WORK TO COMPLETE »
From the material below, copy out each line with the word "Ortho" in it.

SUPPLIED RECORDS »
---

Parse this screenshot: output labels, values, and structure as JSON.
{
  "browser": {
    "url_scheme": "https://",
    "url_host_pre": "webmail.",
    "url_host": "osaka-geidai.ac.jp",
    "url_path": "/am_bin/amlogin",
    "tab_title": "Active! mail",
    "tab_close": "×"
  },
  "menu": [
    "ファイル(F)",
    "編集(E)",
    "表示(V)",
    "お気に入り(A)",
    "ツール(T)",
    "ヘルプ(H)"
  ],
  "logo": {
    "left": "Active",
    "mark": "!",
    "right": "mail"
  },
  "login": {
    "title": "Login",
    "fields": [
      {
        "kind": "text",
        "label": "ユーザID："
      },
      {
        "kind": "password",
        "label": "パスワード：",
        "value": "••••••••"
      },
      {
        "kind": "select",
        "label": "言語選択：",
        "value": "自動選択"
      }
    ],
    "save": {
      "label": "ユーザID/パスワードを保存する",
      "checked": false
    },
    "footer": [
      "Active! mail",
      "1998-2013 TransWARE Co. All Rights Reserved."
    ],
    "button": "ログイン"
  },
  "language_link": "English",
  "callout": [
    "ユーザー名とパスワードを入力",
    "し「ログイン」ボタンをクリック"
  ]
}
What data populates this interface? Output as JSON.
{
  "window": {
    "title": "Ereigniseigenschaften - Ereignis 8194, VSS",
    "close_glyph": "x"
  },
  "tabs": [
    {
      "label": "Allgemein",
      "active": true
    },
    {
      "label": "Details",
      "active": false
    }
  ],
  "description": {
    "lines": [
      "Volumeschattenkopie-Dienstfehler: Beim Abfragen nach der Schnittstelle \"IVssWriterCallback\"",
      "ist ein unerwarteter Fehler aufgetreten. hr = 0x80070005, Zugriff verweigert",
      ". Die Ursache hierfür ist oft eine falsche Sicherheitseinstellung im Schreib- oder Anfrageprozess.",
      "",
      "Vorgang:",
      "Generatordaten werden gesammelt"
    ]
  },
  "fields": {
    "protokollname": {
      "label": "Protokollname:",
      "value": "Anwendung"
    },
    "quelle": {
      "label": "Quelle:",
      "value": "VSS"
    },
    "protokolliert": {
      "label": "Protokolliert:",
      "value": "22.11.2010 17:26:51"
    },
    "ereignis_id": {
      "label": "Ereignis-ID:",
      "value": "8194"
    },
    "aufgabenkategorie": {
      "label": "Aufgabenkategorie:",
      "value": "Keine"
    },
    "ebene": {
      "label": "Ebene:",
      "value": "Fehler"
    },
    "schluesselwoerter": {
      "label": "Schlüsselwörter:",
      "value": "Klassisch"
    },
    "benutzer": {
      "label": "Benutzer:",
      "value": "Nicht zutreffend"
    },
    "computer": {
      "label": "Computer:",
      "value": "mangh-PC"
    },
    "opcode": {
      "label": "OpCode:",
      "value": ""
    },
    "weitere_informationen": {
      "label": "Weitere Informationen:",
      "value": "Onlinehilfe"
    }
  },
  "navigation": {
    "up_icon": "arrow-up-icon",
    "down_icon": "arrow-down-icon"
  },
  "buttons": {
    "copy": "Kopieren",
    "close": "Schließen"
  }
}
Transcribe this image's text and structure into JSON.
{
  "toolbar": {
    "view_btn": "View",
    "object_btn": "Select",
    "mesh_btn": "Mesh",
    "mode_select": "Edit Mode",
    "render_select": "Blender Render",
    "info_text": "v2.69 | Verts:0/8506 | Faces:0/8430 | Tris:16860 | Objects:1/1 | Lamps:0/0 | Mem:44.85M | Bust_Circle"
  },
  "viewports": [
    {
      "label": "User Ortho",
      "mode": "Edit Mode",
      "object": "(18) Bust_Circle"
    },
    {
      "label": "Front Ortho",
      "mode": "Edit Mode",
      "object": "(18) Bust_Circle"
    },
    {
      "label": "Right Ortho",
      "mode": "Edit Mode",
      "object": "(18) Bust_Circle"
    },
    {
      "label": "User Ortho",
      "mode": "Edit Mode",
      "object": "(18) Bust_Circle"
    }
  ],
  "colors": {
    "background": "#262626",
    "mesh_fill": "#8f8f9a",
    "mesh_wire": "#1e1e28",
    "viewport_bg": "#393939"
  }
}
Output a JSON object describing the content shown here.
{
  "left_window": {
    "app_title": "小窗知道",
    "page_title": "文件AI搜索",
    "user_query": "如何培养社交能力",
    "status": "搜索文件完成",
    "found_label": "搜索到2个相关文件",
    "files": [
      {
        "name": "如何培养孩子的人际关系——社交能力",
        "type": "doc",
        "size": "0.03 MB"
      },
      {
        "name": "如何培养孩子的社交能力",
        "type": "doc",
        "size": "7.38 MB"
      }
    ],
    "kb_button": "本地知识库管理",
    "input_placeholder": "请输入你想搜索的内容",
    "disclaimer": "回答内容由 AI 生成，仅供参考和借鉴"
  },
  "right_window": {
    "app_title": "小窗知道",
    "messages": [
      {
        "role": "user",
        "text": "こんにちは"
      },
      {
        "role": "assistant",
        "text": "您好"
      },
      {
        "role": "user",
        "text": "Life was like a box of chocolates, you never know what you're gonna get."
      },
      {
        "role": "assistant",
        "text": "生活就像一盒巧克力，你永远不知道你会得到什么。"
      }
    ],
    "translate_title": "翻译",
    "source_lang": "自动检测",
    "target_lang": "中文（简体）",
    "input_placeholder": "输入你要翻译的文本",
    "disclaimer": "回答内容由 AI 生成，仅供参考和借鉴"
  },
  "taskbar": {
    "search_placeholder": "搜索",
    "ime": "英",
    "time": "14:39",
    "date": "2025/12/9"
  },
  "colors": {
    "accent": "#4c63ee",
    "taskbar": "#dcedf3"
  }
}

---

OUTPUT OF THE EXERCISE »
      "label": "User Ortho",
      "label": "Front Ortho",
      "label": "Right Ortho",
      "label": "User Ortho",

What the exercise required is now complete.